The entire cast was strong, vocally and visually. My favorite part was the 3-part duet between Cio-Cio-San, Suzuki and Sharpless (a la “The Confrontation” from Les Mis!). And Madame Butterfly clearly has a cult following, given the number of audience members who came dressed up in kimonos. Two fun anecdotes from the evening – our seat neighbors showed up JUST for act II, and we almost got run over by some rich dude tearing out of the Founders Circle parking garage.

– Jerusha

Trevor: Ana Maria Martinez was breathtaking as Madame Butterfly. And the little boy was adorable!



IMG_3637We LOVED Barcelona at the Geffen! It was a beautifully performed piece from start to finish, with believable and moving performances by the two stars. The set was gorgeous, with a Barcelona cityscape projected on the back wall and wall-to-wall windows in front it.

The performance begins with a wildly choreographed sex scene which had the audience giggling (can’t wait to see MORE sex in Sex with Strangers at the Geffen later this week!). The piece is about an American woman attending a bachelorette weekend getaway, who goes home with an older Spaniard. Over the course of the night, they bare their souls and in a twisted way, help each other come to terms with their inner demons.

Given the current political climate, it was interesting to see how playwright Bess Wohl chose to portray Americans – it was not very flattering. And the Spaniard is your stereotypically suave European…at first. Over the course of the play, the audience is taken on a journey which results in neither character being who you first thought they were. The play is SMART. The dialogue, the character development, the subtle nuances between what is said and what really is. It’s hard to say much more without giving the whole thing away. You’ve got one more week to catch it at the Geffen!

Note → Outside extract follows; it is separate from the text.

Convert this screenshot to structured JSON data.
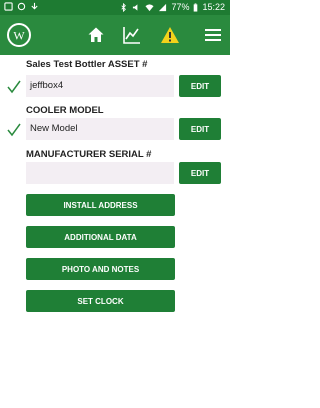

UPDATE: We missed Sex With Strangers…


IMG_3689I (we) have been very bad and not written in a while. I’m sure so many of you are disappointed…

If you had the opportunity to see LA Opera’s last presentation of The Magic Flute then you got quite a treat! Barrie Kosky’s mounting of the epic opera is the perfect gateway for someone who has never seen opera before or is new to the art form, because it is highly visual. The show is a send up to movies of the silent film era, and a visual effects screen projects a vast array of images throughout the performance that are sure to delight and entertain. My favorite is definitely the Queen of the Night (masterfully played by So Young Park) who portrays a giant spider who throws daggers.

The only reason why one would not enjoy this delightful production is if they are an opera traditionalist. There is a lot going on all at once. At the expense of displeasing some opera aficionados, I think the show has created some new opera fans; which is far more important for LA Opera and the survival of opera itself.

– Trevor

Jerusha: Not to mention our totally AMAZING seats in the Founders Circle! I cannot…ever…see opera any other way. The blog post photo doesn’t do our seats justice, because we had an unimpeded view of the entire stage and orchestra pit!